For a combination of experience and value for money, I would give the nod to Sokkhak Spa Riverside. If you’re willing to pay a bit more, Frangipani Spa is also delightful (and we appreciated the sign out front):
Whatever you do, do not go to the Lemongrass Spa — our experience there was so terrible that it bordered on comical.
For both its social mission and its products, I would recommend the Made in Cambodia Market, a set of stalls were vendors sell locally-made products ranging from scarves to spoons to local rum. At a much higher price-points are the elegant Garden of Desire (jewelry) and Louise Loubatieres Gallery (clothing and home goods), both in the chic Kandal Village area.
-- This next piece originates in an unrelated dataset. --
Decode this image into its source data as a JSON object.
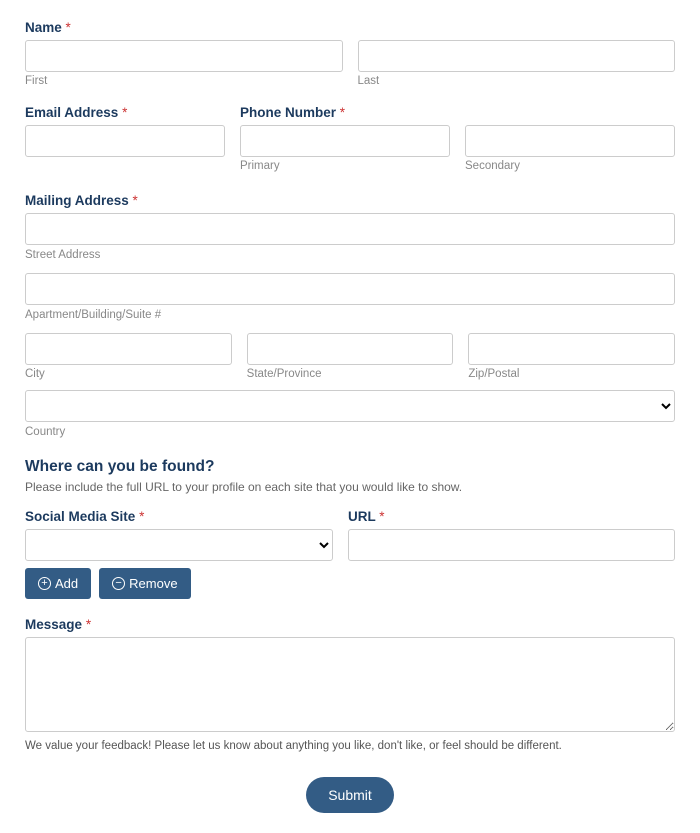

I only stayed at one hotel, so I can’t speak to multiple options — but I can recommend the Jaya House River Park Hotel without hesitation. Great rooms, great service, great breakfast, great pools, great people.
A visit to Phare The Cambodian Circus was one of the highlights of our trip. The performers here do circus tricks, of course, but they also dance, tell stories, play music, and share Cambodian life through a series of vignettes. It’s a fantastic journey.
Not every tourist is likely to slow down and think about the streets beneath their tuk-tuk wheels, but if you spent any time in Siem Reap prior to COVID, you’ll notice a significant upgrade. Where you might remember miles and miles (or kilometers and kilometers) of dusty, bumpy roads, driving is now a breeze thanks to a construction overhaul. Another bonus: there are brand new WCs all around Angkor Wat, which vastly improves the temple-going experience.